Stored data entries
----
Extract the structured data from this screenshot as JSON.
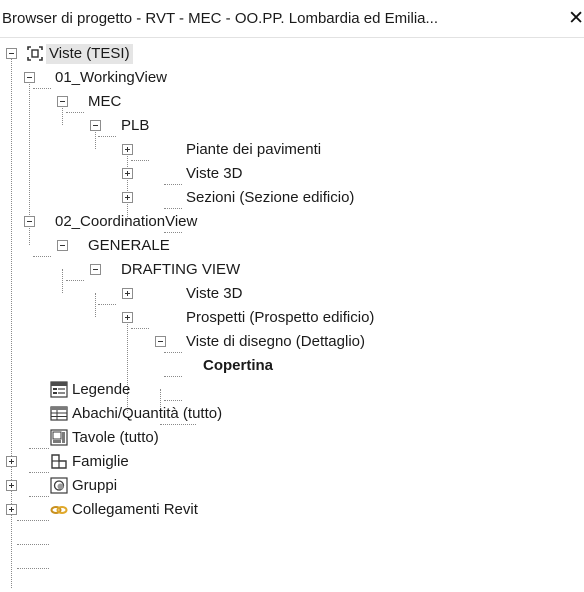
{
  "window": {
    "title": "Browser di progetto - RVT - MEC - OO.PP. Lombardia ed Emilia...",
    "close_glyph": "✕"
  },
  "tree": {
    "root": {
      "label": "Viste (TESI)",
      "icon": "views-icon"
    },
    "working_view": {
      "label": "01_WorkingView"
    },
    "mec": {
      "label": "MEC"
    },
    "plb": {
      "label": "PLB"
    },
    "floor_plans": {
      "label": "Piante dei pavimenti"
    },
    "views_3d_a": {
      "label": "Viste 3D"
    },
    "sections": {
      "label": "Sezioni (Sezione edificio)"
    },
    "coordination_view": {
      "label": "02_CoordinationView"
    },
    "generale": {
      "label": "GENERALE"
    },
    "drafting_view": {
      "label": "DRAFTING VIEW"
    },
    "views_3d_b": {
      "label": "Viste 3D"
    },
    "elevations": {
      "label": "Prospetti (Prospetto edificio)"
    },
    "drafting_views": {
      "label": "Viste di disegno (Dettaglio)"
    },
    "copertina": {
      "label": "Copertina"
    },
    "legends": {
      "label": "Legende",
      "icon": "legend-icon"
    },
    "schedules": {
      "label": "Abachi/Quantità (tutto)",
      "icon": "schedule-icon"
    },
    "sheets": {
      "label": "Tavole (tutto)",
      "icon": "sheet-icon"
    },
    "families": {
      "label": "Famiglie",
      "icon": "family-icon"
    },
    "groups": {
      "label": "Gruppi",
      "icon": "group-icon"
    },
    "revit_links": {
      "label": "Collegamenti Revit",
      "icon": "revit-link-icon"
    }
  }
}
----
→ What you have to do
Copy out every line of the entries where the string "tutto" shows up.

→ Your solution
      "label": "Abachi/Quantità (tutto)",
      "label": "Tavole (tutto)",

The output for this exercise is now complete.